> ASSIGNED TASK
Return every line of the records below verbatim, with no pictures in the copy.
---- PROVIDED RECORDS
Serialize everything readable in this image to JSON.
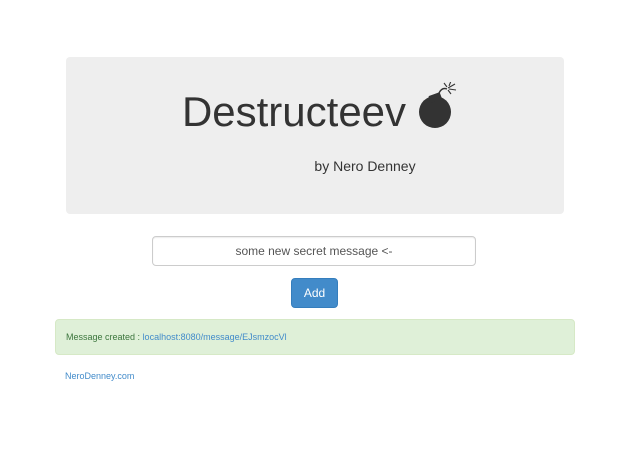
{
  "header": {
    "title": "Destructeev",
    "byline": "by Nero Denney",
    "logo_icon": "bomb-icon"
  },
  "form": {
    "message_value": "some new secret message <-",
    "add_label": "Add"
  },
  "alert": {
    "prefix": "Message created :",
    "link_text": "localhost:8080/message/EJsmzocVl"
  },
  "footer": {
    "link_text": "NeroDenney.com"
  },
  "colors": {
    "primary": "#428bca",
    "success_bg": "#dff0d8",
    "success_text": "#3c763d",
    "jumbotron_bg": "#eeeeee"
  }
}
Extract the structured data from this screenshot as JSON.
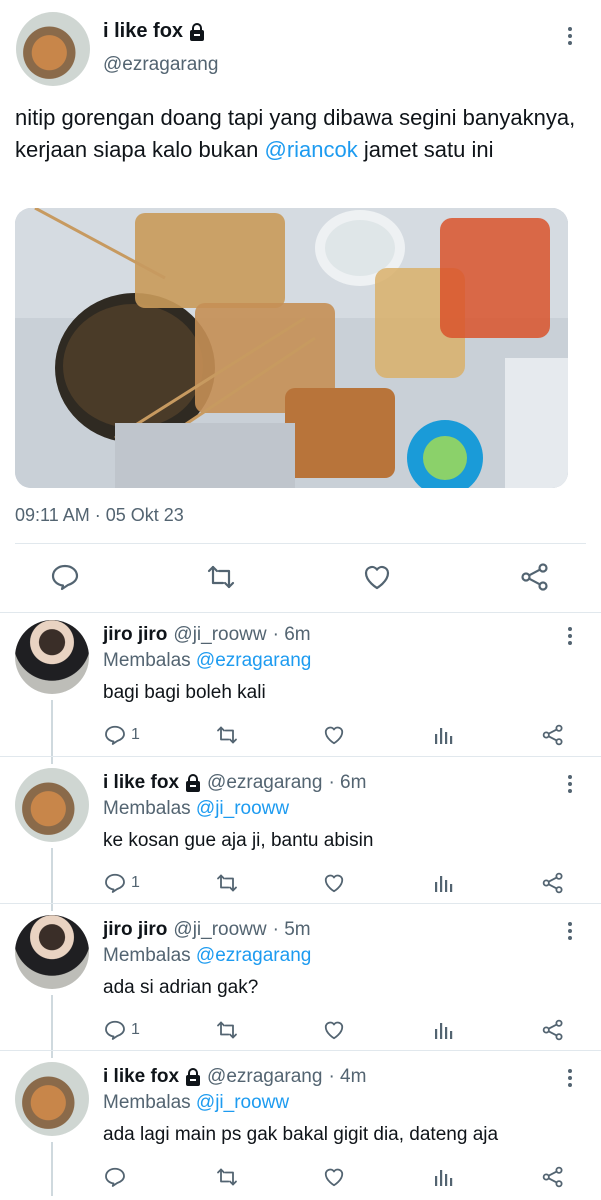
{
  "main": {
    "name": "i like fox",
    "handle": "@ezragarang",
    "text_pre": "nitip gorengan doang tapi yang dibawa segini banyaknya, kerjaan siapa kalo bukan ",
    "mention": "@riancok",
    "text_post": " jamet satu ini",
    "timestamp": "09:11 AM · 05 Okt 23"
  },
  "replies": [
    {
      "name": "jiro jiro",
      "handle": "@ji_rooww",
      "time": "· 6m",
      "reply_prefix": "Membalas ",
      "reply_to": "@ezragarang",
      "text": "bagi bagi boleh kali",
      "reply_count": "1",
      "locked": false
    },
    {
      "name": "i like fox",
      "handle": "@ezragarang",
      "time": "· 6m",
      "reply_prefix": "Membalas ",
      "reply_to": "@ji_rooww",
      "text": "ke kosan gue aja ji, bantu abisin",
      "reply_count": "1",
      "locked": true
    },
    {
      "name": "jiro jiro",
      "handle": "@ji_rooww",
      "time": "· 5m",
      "reply_prefix": "Membalas ",
      "reply_to": "@ezragarang",
      "text": "ada si adrian gak?",
      "reply_count": "1",
      "locked": false
    },
    {
      "name": "i like fox",
      "handle": "@ezragarang",
      "time": "· 4m",
      "reply_prefix": "Membalas ",
      "reply_to": "@ji_rooww",
      "text": "ada lagi main ps gak bakal gigit dia, dateng aja",
      "reply_count": "",
      "locked": true
    }
  ],
  "colors": {
    "accent": "#1d9bf0",
    "muted": "#536471",
    "divider": "#e1e8ed"
  }
}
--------
> RESULT OF THE EXERCISE
Serialize everything readable in this image to JSON.
{
  "header": {
    "title": "Destructeev",
    "byline": "by Nero Denney",
    "logo_icon": "bomb-icon"
  },
  "form": {
    "message_value": "some new secret message <-",
    "add_label": "Add"
  },
  "alert": {
    "prefix": "Message created :",
    "link_text": "localhost:8080/message/EJsmzocVl"
  },
  "footer": {
    "link_text": "NeroDenney.com"
  },
  "colors": {
    "primary": "#428bca",
    "success_bg": "#dff0d8",
    "success_text": "#3c763d",
    "jumbotron_bg": "#eeeeee"
  }
}
Extract the structured data from this screenshot as JSON.
{
  "main": {
    "name": "i like fox",
    "handle": "@ezragarang",
    "text_pre": "nitip gorengan doang tapi yang dibawa segini banyaknya, kerjaan siapa kalo bukan ",
    "mention": "@riancok",
    "text_post": " jamet satu ini",
    "timestamp": "09:11 AM · 05 Okt 23"
  },
  "replies": [
    {
      "name": "jiro jiro",
      "handle": "@ji_rooww",
      "time": "· 6m",
      "reply_prefix": "Membalas ",
      "reply_to": "@ezragarang",
      "text": "bagi bagi boleh kali",
      "reply_count": "1",
      "locked": false
    },
    {
      "name": "i like fox",
      "handle": "@ezragarang",
      "time": "· 6m",
      "reply_prefix": "Membalas ",
      "reply_to": "@ji_rooww",
      "text": "ke kosan gue aja ji, bantu abisin",
      "reply_count": "1",
      "locked": true
    },
    {
      "name": "jiro jiro",
      "handle": "@ji_rooww",
      "time": "· 5m",
      "reply_prefix": "Membalas ",
      "reply_to": "@ezragarang",
      "text": "ada si adrian gak?",
      "reply_count": "1",
      "locked": false
    },
    {
      "name": "i like fox",
      "handle": "@ezragarang",
      "time": "· 4m",
      "reply_prefix": "Membalas ",
      "reply_to": "@ji_rooww",
      "text": "ada lagi main ps gak bakal gigit dia, dateng aja",
      "reply_count": "",
      "locked": true
    }
  ],
  "colors": {
    "accent": "#1d9bf0",
    "muted": "#536471",
    "divider": "#e1e8ed"
  }
}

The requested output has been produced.